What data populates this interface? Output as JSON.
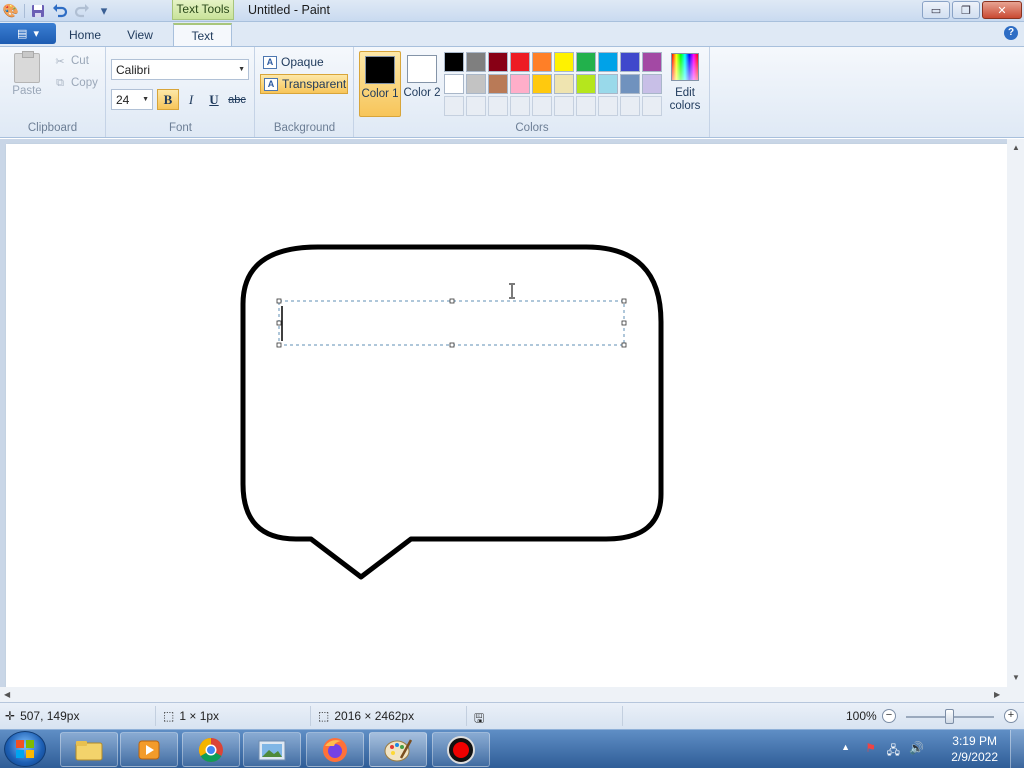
{
  "window": {
    "title": "Untitled - Paint",
    "context_tab": "Text Tools",
    "controls": {
      "minimize": "▭",
      "restore": "❐",
      "close": "✕"
    }
  },
  "tabs": {
    "home": "Home",
    "view": "View",
    "text": "Text",
    "active": "Text"
  },
  "clipboard": {
    "paste": "Paste",
    "cut": "Cut",
    "copy": "Copy",
    "label": "Clipboard"
  },
  "font": {
    "name": "Calibri",
    "size": "24",
    "bold": "B",
    "italic": "I",
    "underline": "U",
    "strike": "abc",
    "label": "Font",
    "bold_active": true
  },
  "background": {
    "opaque": "Opaque",
    "transparent": "Transparent",
    "label": "Background",
    "selected": "Transparent"
  },
  "colors": {
    "label": "Colors",
    "color1": {
      "label": "Color 1",
      "value": "#000000"
    },
    "color2": {
      "label": "Color 2",
      "value": "#ffffff"
    },
    "edit": "Edit colors",
    "palette_row1": [
      "#000000",
      "#7f7f7f",
      "#880015",
      "#ed1c24",
      "#ff7f27",
      "#fff200",
      "#22b14c",
      "#00a2e8",
      "#3f48cc",
      "#a349a4"
    ],
    "palette_row2": [
      "#ffffff",
      "#c3c3c3",
      "#b97a57",
      "#ffaec9",
      "#ffc90e",
      "#efe4b0",
      "#b5e61d",
      "#99d9ea",
      "#7092be",
      "#c8bfe7"
    ]
  },
  "canvas": {
    "background": "#ffffff",
    "shape": "speech-bubble",
    "text_box_active": true
  },
  "status": {
    "cursor": "507, 149px",
    "selection": "1 × 1px",
    "image_size": "2016 × 2462px",
    "zoom": "100%",
    "zoom_percent": 100
  },
  "taskbar": {
    "apps": [
      "file-explorer",
      "media-player",
      "chrome",
      "photo-viewer",
      "firefox",
      "paint",
      "recorder"
    ],
    "time": "3:19 PM",
    "date": "2/9/2022"
  }
}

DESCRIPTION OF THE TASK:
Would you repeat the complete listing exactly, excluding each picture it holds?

ANSWER FOR THE TASK:
What data populates this interface? Output as JSON.
{
  "window": {
    "title": "Untitled - Paint",
    "context_tab": "Text Tools",
    "controls": {
      "minimize": "▭",
      "restore": "❐",
      "close": "✕"
    }
  },
  "tabs": {
    "home": "Home",
    "view": "View",
    "text": "Text",
    "active": "Text"
  },
  "clipboard": {
    "paste": "Paste",
    "cut": "Cut",
    "copy": "Copy",
    "label": "Clipboard"
  },
  "font": {
    "name": "Calibri",
    "size": "24",
    "bold": "B",
    "italic": "I",
    "underline": "U",
    "strike": "abc",
    "label": "Font",
    "bold_active": true
  },
  "background": {
    "opaque": "Opaque",
    "transparent": "Transparent",
    "label": "Background",
    "selected": "Transparent"
  },
  "colors": {
    "label": "Colors",
    "color1": {
      "label": "Color 1",
      "value": "#000000"
    },
    "color2": {
      "label": "Color 2",
      "value": "#ffffff"
    },
    "edit": "Edit colors",
    "palette_row1": [
      "#000000",
      "#7f7f7f",
      "#880015",
      "#ed1c24",
      "#ff7f27",
      "#fff200",
      "#22b14c",
      "#00a2e8",
      "#3f48cc",
      "#a349a4"
    ],
    "palette_row2": [
      "#ffffff",
      "#c3c3c3",
      "#b97a57",
      "#ffaec9",
      "#ffc90e",
      "#efe4b0",
      "#b5e61d",
      "#99d9ea",
      "#7092be",
      "#c8bfe7"
    ]
  },
  "canvas": {
    "background": "#ffffff",
    "shape": "speech-bubble",
    "text_box_active": true
  },
  "status": {
    "cursor": "507, 149px",
    "selection": "1 × 1px",
    "image_size": "2016 × 2462px",
    "zoom": "100%",
    "zoom_percent": 100
  },
  "taskbar": {
    "apps": [
      "file-explorer",
      "media-player",
      "chrome",
      "photo-viewer",
      "firefox",
      "paint",
      "recorder"
    ],
    "time": "3:19 PM",
    "date": "2/9/2022"
  }
}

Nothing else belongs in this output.